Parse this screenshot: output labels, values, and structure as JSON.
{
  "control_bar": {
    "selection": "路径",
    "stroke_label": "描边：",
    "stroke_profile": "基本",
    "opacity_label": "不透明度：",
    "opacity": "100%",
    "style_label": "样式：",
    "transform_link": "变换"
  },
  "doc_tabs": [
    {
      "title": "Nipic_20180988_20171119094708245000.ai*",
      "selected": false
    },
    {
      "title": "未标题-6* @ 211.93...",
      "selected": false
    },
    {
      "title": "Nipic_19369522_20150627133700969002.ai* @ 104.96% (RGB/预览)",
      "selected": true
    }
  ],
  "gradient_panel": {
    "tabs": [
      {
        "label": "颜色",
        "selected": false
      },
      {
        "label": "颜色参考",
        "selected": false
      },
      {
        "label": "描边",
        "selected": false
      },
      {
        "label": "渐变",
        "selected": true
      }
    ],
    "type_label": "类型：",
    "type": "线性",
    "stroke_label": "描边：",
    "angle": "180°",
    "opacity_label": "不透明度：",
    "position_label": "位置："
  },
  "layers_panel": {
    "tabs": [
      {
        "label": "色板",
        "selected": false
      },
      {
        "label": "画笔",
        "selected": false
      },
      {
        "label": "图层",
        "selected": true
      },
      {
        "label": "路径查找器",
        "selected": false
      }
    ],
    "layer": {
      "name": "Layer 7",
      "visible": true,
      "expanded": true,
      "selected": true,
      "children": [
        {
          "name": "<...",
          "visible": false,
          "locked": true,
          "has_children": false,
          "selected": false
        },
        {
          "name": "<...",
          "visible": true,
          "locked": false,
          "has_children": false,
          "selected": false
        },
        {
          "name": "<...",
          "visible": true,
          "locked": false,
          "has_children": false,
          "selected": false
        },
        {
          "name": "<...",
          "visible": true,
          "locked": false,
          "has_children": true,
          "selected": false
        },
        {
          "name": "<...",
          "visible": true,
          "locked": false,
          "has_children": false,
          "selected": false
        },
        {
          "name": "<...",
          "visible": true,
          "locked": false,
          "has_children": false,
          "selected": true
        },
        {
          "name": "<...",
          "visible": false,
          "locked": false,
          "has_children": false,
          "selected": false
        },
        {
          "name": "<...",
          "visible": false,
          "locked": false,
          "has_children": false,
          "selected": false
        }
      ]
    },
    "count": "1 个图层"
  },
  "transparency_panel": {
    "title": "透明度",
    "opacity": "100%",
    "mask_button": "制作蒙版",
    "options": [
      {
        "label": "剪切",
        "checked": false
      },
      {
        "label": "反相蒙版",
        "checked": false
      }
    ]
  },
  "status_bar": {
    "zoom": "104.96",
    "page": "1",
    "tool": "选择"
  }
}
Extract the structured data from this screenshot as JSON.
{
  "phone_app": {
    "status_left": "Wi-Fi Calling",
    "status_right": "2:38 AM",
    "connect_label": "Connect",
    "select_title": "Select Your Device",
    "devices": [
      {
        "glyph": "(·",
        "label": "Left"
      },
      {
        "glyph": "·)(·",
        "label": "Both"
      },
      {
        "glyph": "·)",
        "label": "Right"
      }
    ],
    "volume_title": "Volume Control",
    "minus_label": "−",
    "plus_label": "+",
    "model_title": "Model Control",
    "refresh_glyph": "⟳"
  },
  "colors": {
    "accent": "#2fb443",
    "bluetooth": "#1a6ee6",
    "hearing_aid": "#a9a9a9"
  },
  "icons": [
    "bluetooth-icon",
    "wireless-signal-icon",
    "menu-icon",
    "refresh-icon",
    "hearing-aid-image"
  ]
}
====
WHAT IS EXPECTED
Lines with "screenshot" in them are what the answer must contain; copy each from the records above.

REPLY TO THE EXERCISE
Parse this screenshot: output labels, values, and structure as JSON.
Extract the structured data from this screenshot as JSON.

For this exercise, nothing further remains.